Emorej Lynk suffered a torn ACL, MCL and meniscus in the 2A final in 2018. (Photo by Norm Maves Jr.)

On Nov. 24, 2018, everything seemed to be going just perfectly for Emorej Lynk.

The 6-foot-3, 210-pound running back had rushed for 140 yards and two touchdowns in the first half of the 2A football final, helping lead Kennedy to a 28-0 lead over Santiam.

The state championship performance was going to be the exclamation point to a spectacular junior season for Lynk, who was being recruited by Pac-12 and Big Sky college programs.

Then, in an instant, his world got turned upside-down. On the last play of the first half, Lynk went down in a heap at the end of a 16-yard run.
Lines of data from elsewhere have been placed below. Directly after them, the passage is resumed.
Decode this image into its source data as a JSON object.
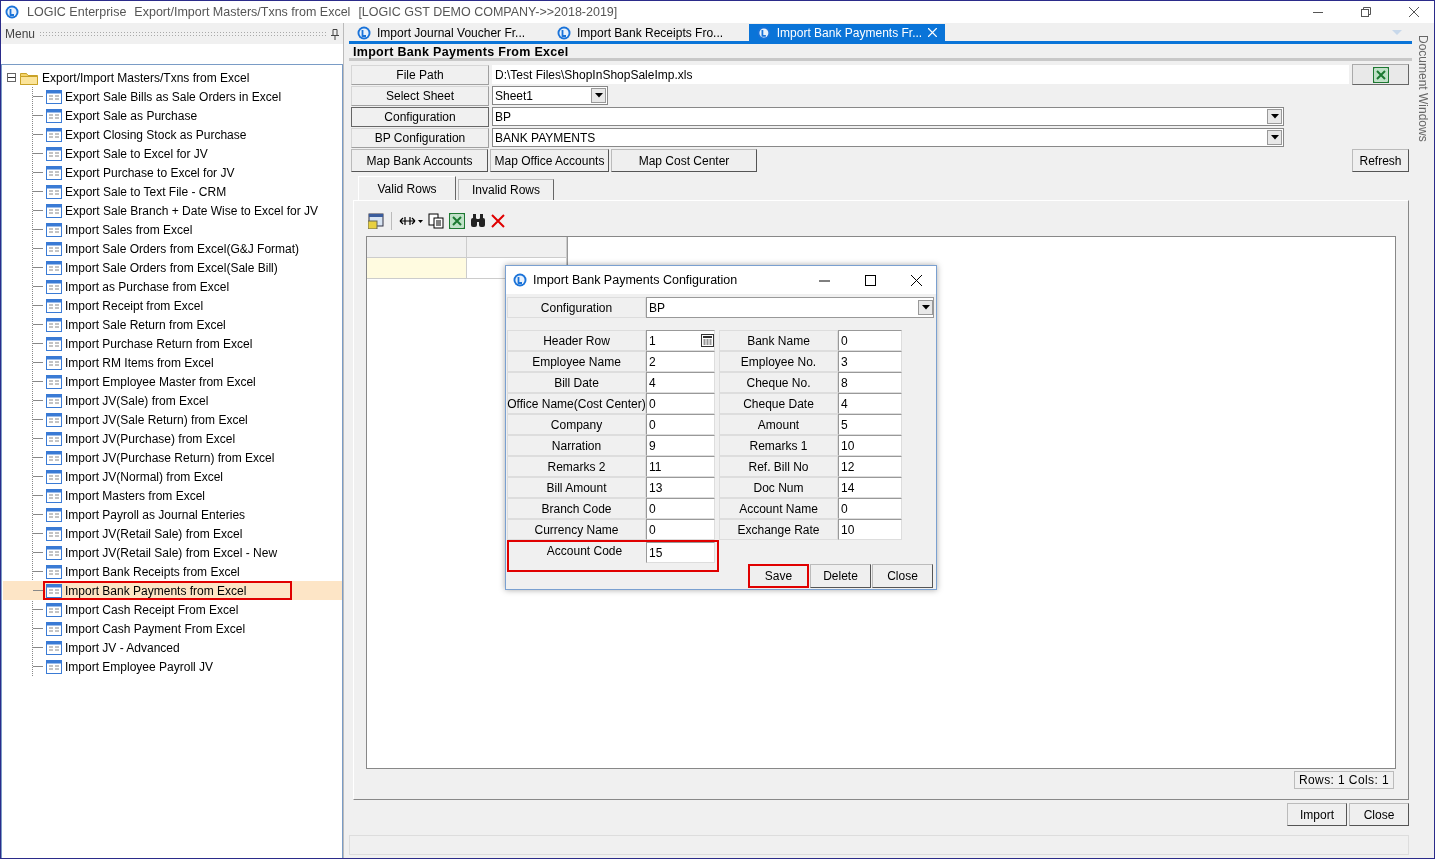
{
  "window": {
    "app_name": "LOGIC Enterprise",
    "module": "Export/Import Masters/Txns from Excel",
    "company": "[LOGIC GST DEMO COMPANY->>2018-2019]"
  },
  "menu": {
    "title": "Menu"
  },
  "tree": {
    "label": "Export/Import Masters/Txns from Excel",
    "expanded": true,
    "children": [
      {
        "label": "Export Sale Bills as Sale Orders in Excel",
        "selected": false,
        "highlighted": false
      },
      {
        "label": "Export Sale as Purchase",
        "selected": false,
        "highlighted": false
      },
      {
        "label": "Export Closing Stock as Purchase",
        "selected": false,
        "highlighted": false
      },
      {
        "label": "Export Sale to Excel for JV",
        "selected": false,
        "highlighted": false
      },
      {
        "label": "Export Purchase to Excel for JV",
        "selected": false,
        "highlighted": false
      },
      {
        "label": "Export Sale to Text File - CRM",
        "selected": false,
        "highlighted": false
      },
      {
        "label": "Export Sale Branch + Date Wise to Excel for JV",
        "selected": false,
        "highlighted": false
      },
      {
        "label": "Import Sales from Excel",
        "selected": false,
        "highlighted": false
      },
      {
        "label": "Import Sale Orders from Excel(G&J Format)",
        "selected": false,
        "highlighted": false
      },
      {
        "label": "Import Sale Orders from Excel(Sale Bill)",
        "selected": false,
        "highlighted": false
      },
      {
        "label": "Import as Purchase from Excel",
        "selected": false,
        "highlighted": false
      },
      {
        "label": "Import Receipt from Excel",
        "selected": false,
        "highlighted": false
      },
      {
        "label": "Import Sale Return from Excel",
        "selected": false,
        "highlighted": false
      },
      {
        "label": "Import Purchase Return from Excel",
        "selected": false,
        "highlighted": false
      },
      {
        "label": "Import RM Items from Excel",
        "selected": false,
        "highlighted": false
      },
      {
        "label": "Import Employee Master from Excel",
        "selected": false,
        "highlighted": false
      },
      {
        "label": "Import JV(Sale) from Excel",
        "selected": false,
        "highlighted": false
      },
      {
        "label": "Import JV(Sale Return) from Excel",
        "selected": false,
        "highlighted": false
      },
      {
        "label": "Import JV(Purchase) from Excel",
        "selected": false,
        "highlighted": false
      },
      {
        "label": "Import JV(Purchase Return) from Excel",
        "selected": false,
        "highlighted": false
      },
      {
        "label": "Import JV(Normal) from Excel",
        "selected": false,
        "highlighted": false
      },
      {
        "label": "Import Masters from Excel",
        "selected": false,
        "highlighted": false
      },
      {
        "label": "Import Payroll as Journal Enteries",
        "selected": false,
        "highlighted": false
      },
      {
        "label": "Import JV(Retail Sale) from Excel",
        "selected": false,
        "highlighted": false
      },
      {
        "label": "Import JV(Retail Sale) from Excel - New",
        "selected": false,
        "highlighted": false
      },
      {
        "label": "Import Bank Receipts from Excel",
        "selected": false,
        "highlighted": false
      },
      {
        "label": "Import Bank Payments from Excel",
        "selected": true,
        "highlighted": true
      },
      {
        "label": "Import Cash Receipt From Excel",
        "selected": false,
        "highlighted": false
      },
      {
        "label": "Import Cash Payment From Excel",
        "selected": false,
        "highlighted": false
      },
      {
        "label": "Import JV - Advanced",
        "selected": false,
        "highlighted": false
      },
      {
        "label": "Import Employee Payroll JV",
        "selected": false,
        "highlighted": false
      }
    ]
  },
  "document_tabs": [
    {
      "label": "Import Journal Voucher Fr...",
      "selected": false
    },
    {
      "label": "Import Bank Receipts Fro...",
      "selected": false
    },
    {
      "label": "Import Bank Payments Fr...",
      "selected": true
    }
  ],
  "side_panel": {
    "label": "Document Windows"
  },
  "form": {
    "title": "Import Bank Payments From Excel",
    "rows": [
      {
        "kind": "file",
        "label": "File Path",
        "value": "D:\\Test Files\\ShopInShopSaleImp.xls"
      },
      {
        "kind": "sheet",
        "label": "Select Sheet",
        "value": "Sheet1"
      },
      {
        "kind": "dropdown",
        "label": "Configuration",
        "value": "BP"
      },
      {
        "kind": "dropdown",
        "label": "BP Configuration",
        "value": "BANK PAYMENTS"
      }
    ],
    "map_buttons": [
      "Map Bank Accounts",
      "Map Office Accounts",
      "Map Cost Center"
    ],
    "refresh_button": "Refresh",
    "tabs": [
      {
        "label": "Valid Rows",
        "selected": true
      },
      {
        "label": "Invalid Rows",
        "selected": false
      }
    ],
    "grid_status": "Rows: 1  Cols: 1",
    "buttons": [
      "Import",
      "Close"
    ]
  },
  "dialog": {
    "title": "Import Bank Payments Configuration",
    "configuration": {
      "label": "Configuration",
      "value": "BP"
    },
    "fields": [
      {
        "label": "Header Row",
        "value": "1",
        "kind": "calculator",
        "highlighted": false
      },
      {
        "label": "Bank Name",
        "value": "0",
        "kind": "text",
        "highlighted": false
      },
      {
        "label": "Employee Name",
        "value": "2",
        "kind": "text",
        "highlighted": false
      },
      {
        "label": "Employee No.",
        "value": "3",
        "kind": "text",
        "highlighted": false
      },
      {
        "label": "Bill Date",
        "value": "4",
        "kind": "text",
        "highlighted": false
      },
      {
        "label": "Cheque No.",
        "value": "8",
        "kind": "text",
        "highlighted": false
      },
      {
        "label": "Office Name(Cost Center)",
        "value": "0",
        "kind": "text",
        "highlighted": false
      },
      {
        "label": "Cheque Date",
        "value": "4",
        "kind": "text",
        "highlighted": false
      },
      {
        "label": "Company",
        "value": "0",
        "kind": "text",
        "highlighted": false
      },
      {
        "label": "Amount",
        "value": "5",
        "kind": "text",
        "highlighted": false
      },
      {
        "label": "Narration",
        "value": "9",
        "kind": "text",
        "highlighted": false
      },
      {
        "label": "Remarks 1",
        "value": "10",
        "kind": "text",
        "highlighted": false
      },
      {
        "label": "Remarks 2",
        "value": "11",
        "kind": "text",
        "highlighted": false
      },
      {
        "label": "Ref. Bill No",
        "value": "12",
        "kind": "text",
        "highlighted": false
      },
      {
        "label": "Bill Amount",
        "value": "13",
        "kind": "text",
        "highlighted": false
      },
      {
        "label": "Doc Num",
        "value": "14",
        "kind": "text",
        "highlighted": false
      },
      {
        "label": "Branch Code",
        "value": "0",
        "kind": "text",
        "highlighted": false
      },
      {
        "label": "Account Name",
        "value": "0",
        "kind": "text",
        "highlighted": false
      },
      {
        "label": "Currency Name",
        "value": "0",
        "kind": "text",
        "highlighted": false
      },
      {
        "label": "Exchange Rate",
        "value": "10",
        "kind": "text",
        "highlighted": false
      },
      {
        "label": "Account Code",
        "value": "15",
        "kind": "text",
        "highlighted": true
      }
    ],
    "buttons": [
      {
        "label": "Save",
        "highlighted": true
      },
      {
        "label": "Delete",
        "highlighted": false
      },
      {
        "label": "Close",
        "highlighted": false
      }
    ]
  }
}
“There was no contact. I just planted wrong and twisted my knee,” said Lynk, who rushed for 1,585 yards and 23 touchdowns in 2018. “I didn't think it was serious. When I got off the field, that's when the pain started hitting me.”

It would be the final play of Lynk's high school football career. He was carted to the locker room, did not play in the second half of the Trojans' 31-20 win and was diagnosed with tears of his ACL, MCL and meniscus.

Lynk waited until the following February to have surgery, for insurance purposes, and after transferring to 6A South Salem for his senior year, he missed the 2019 football season. His once-promising college career hung in the balance as major programs, who had been intrigued by his potential as a safety and outside linebacker, backed off.

It took a while, but Lynk finally has charted his course, signing a letter of intent last week with Western Oregon University, an NCAA Division II program. It's not the route he had anticipated, but he believes it is the right place for him to make his mark.

“With the Division I schools not communicating with me, I just felt like Western was the place to be,” Lynk said. “I've been there multiple times, and I like it.”

Lynk said he has plenty to prove to the major college programs that passed him up.

“It kind of sucks for them, honestly,” Lynk said. “I can't let up at all. I've got to go 100 percent, all the time. I've just got to have that killer mindset.”

He said that prior to his injury, UCLA, Washington, Arizona and Utah State stopped by Kennedy to see him and Montana State, Weber State and Portland State stayed in touch. After the injury, “it started dying down,” he said.

“Oregon State was the last school really talking to me,” Lynk said. “They were still talking to me after the football season at South Salem. But once basketball season started, they stopped communicating with me.”

Lynk said he was healthy enough to play at the end of the 2019 football season for South Salem, but when the Saxons struggled at the end of the year, missing the playoffs, he opted to focus on basketball.

“I was hopeful to get back to playing last season,” he said. “When they lost their last couple games, I was like, 'It's not worth trying to play or practice with them.'”

His explosiveness had returned and he was dunking two weeks before the basketball season. He was a starting guard for a South Salem team that took a 23-3 record and No. 2 seed into the 6A tournament, which was canceled on the day of the quarterfinals due to concerns about the coronavirus.

“Basketball, I feel like it was a really good test for me,” Lynk said. “I took my rehab serious, and it really paid off. I was moving pretty good, honestly.”

Lynk said he now is up to 6-4, 220, and his knee is holding up just fine in workouts.

“I've been doing a lot of activities without my knee brace, and it feels fine,” he said. “It's not giving out at all. No regression or anything.”

Now Lynk has the summer to prepare for what he hopes will be a breakout freshman season at Western Oregon, provided there is a season. Much remains up in the air, including where Lynk will line up on the field in his first game back.

“If I would've went Pac-12, they would've put me at safety or outside linebacker,” he said. “I don't think I would've been a running back because of how tall I am. But Big Sky schools, like Montana State, they wanted me at running back.”

Lynk said that Western Oregon has left the decision up to him.

“I've got to see where I want to play,” he said. “I would go for running back or linebacker. I kind of told them, wherever they need me. I can play any position, it doesn't really matter.”